::: The data :::

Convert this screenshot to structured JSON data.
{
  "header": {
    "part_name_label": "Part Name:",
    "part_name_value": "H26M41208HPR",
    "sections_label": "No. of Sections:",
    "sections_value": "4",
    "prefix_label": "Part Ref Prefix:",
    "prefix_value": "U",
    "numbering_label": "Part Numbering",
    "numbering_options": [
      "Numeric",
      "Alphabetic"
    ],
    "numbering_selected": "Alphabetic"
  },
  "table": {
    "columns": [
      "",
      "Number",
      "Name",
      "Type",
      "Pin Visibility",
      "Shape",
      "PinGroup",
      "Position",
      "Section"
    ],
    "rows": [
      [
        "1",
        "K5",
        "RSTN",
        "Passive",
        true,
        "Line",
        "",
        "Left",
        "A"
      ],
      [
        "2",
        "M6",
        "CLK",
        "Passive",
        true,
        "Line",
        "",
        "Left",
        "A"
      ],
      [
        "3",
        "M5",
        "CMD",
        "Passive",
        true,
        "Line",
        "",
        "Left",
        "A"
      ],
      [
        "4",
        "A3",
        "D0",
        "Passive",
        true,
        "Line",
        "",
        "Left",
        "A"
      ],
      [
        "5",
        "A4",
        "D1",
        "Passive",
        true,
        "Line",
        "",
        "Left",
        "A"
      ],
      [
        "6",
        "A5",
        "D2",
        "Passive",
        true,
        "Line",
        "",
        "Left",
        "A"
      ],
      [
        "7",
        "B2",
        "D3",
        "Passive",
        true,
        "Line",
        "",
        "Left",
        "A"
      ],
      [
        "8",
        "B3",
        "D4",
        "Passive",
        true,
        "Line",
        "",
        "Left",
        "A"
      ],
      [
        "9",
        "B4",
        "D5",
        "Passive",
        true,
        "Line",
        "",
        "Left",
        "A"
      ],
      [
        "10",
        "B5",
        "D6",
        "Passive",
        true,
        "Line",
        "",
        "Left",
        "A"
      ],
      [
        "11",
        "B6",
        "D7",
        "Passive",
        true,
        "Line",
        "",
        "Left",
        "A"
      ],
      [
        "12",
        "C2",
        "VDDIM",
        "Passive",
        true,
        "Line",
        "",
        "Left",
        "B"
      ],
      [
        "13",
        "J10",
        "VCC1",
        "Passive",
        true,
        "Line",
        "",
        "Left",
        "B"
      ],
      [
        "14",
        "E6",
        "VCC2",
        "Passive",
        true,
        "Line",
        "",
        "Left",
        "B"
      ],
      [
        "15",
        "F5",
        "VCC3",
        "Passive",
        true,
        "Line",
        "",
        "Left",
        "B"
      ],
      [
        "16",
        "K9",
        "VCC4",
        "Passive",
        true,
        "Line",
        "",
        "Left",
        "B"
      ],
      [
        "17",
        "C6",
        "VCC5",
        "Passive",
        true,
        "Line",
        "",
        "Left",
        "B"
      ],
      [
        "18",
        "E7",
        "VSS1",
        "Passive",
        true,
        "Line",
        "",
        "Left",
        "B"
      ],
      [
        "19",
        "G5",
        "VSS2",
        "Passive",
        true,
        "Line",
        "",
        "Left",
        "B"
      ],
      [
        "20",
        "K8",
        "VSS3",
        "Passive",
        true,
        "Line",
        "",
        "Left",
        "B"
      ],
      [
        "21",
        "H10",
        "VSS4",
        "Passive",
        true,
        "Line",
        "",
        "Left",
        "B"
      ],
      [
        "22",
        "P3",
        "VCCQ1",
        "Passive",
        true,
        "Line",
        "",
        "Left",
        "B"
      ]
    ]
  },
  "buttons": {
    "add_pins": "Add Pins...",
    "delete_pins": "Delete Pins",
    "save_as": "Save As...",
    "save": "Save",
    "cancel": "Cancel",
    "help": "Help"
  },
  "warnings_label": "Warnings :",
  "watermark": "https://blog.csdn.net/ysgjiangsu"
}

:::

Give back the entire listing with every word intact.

▶ **Exercise response**
Convert this screenshot to structured JSON data.
{
  "header": {
    "part_name_label": "Part Name:",
    "part_name_value": "H26M41208HPR",
    "sections_label": "No. of Sections:",
    "sections_value": "4",
    "prefix_label": "Part Ref Prefix:",
    "prefix_value": "U",
    "numbering_label": "Part Numbering",
    "numbering_options": [
      "Numeric",
      "Alphabetic"
    ],
    "numbering_selected": "Alphabetic"
  },
  "table": {
    "columns": [
      "",
      "Number",
      "Name",
      "Type",
      "Pin Visibility",
      "Shape",
      "PinGroup",
      "Position",
      "Section"
    ],
    "rows": [
      [
        "1",
        "K5",
        "RSTN",
        "Passive",
        true,
        "Line",
        "",
        "Left",
        "A"
      ],
      [
        "2",
        "M6",
        "CLK",
        "Passive",
        true,
        "Line",
        "",
        "Left",
        "A"
      ],
      [
        "3",
        "M5",
        "CMD",
        "Passive",
        true,
        "Line",
        "",
        "Left",
        "A"
      ],
      [
        "4",
        "A3",
        "D0",
        "Passive",
        true,
        "Line",
        "",
        "Left",
        "A"
      ],
      [
        "5",
        "A4",
        "D1",
        "Passive",
        true,
        "Line",
        "",
        "Left",
        "A"
      ],
      [
        "6",
        "A5",
        "D2",
        "Passive",
        true,
        "Line",
        "",
        "Left",
        "A"
      ],
      [
        "7",
        "B2",
        "D3",
        "Passive",
        true,
        "Line",
        "",
        "Left",
        "A"
      ],
      [
        "8",
        "B3",
        "D4",
        "Passive",
        true,
        "Line",
        "",
        "Left",
        "A"
      ],
      [
        "9",
        "B4",
        "D5",
        "Passive",
        true,
        "Line",
        "",
        "Left",
        "A"
      ],
      [
        "10",
        "B5",
        "D6",
        "Passive",
        true,
        "Line",
        "",
        "Left",
        "A"
      ],
      [
        "11",
        "B6",
        "D7",
        "Passive",
        true,
        "Line",
        "",
        "Left",
        "A"
      ],
      [
        "12",
        "C2",
        "VDDIM",
        "Passive",
        true,
        "Line",
        "",
        "Left",
        "B"
      ],
      [
        "13",
        "J10",
        "VCC1",
        "Passive",
        true,
        "Line",
        "",
        "Left",
        "B"
      ],
      [
        "14",
        "E6",
        "VCC2",
        "Passive",
        true,
        "Line",
        "",
        "Left",
        "B"
      ],
      [
        "15",
        "F5",
        "VCC3",
        "Passive",
        true,
        "Line",
        "",
        "Left",
        "B"
      ],
      [
        "16",
        "K9",
        "VCC4",
        "Passive",
        true,
        "Line",
        "",
        "Left",
        "B"
      ],
      [
        "17",
        "C6",
        "VCC5",
        "Passive",
        true,
        "Line",
        "",
        "Left",
        "B"
      ],
      [
        "18",
        "E7",
        "VSS1",
        "Passive",
        true,
        "Line",
        "",
        "Left",
        "B"
      ],
      [
        "19",
        "G5",
        "VSS2",
        "Passive",
        true,
        "Line",
        "",
        "Left",
        "B"
      ],
      [
        "20",
        "K8",
        "VSS3",
        "Passive",
        true,
        "Line",
        "",
        "Left",
        "B"
      ],
      [
        "21",
        "H10",
        "VSS4",
        "Passive",
        true,
        "Line",
        "",
        "Left",
        "B"
      ],
      [
        "22",
        "P3",
        "VCCQ1",
        "Passive",
        true,
        "Line",
        "",
        "Left",
        "B"
      ]
    ]
  },
  "buttons": {
    "add_pins": "Add Pins...",
    "delete_pins": "Delete Pins",
    "save_as": "Save As...",
    "save": "Save",
    "cancel": "Cancel",
    "help": "Help"
  },
  "warnings_label": "Warnings :",
  "watermark": "https://blog.csdn.net/ysgjiangsu"
}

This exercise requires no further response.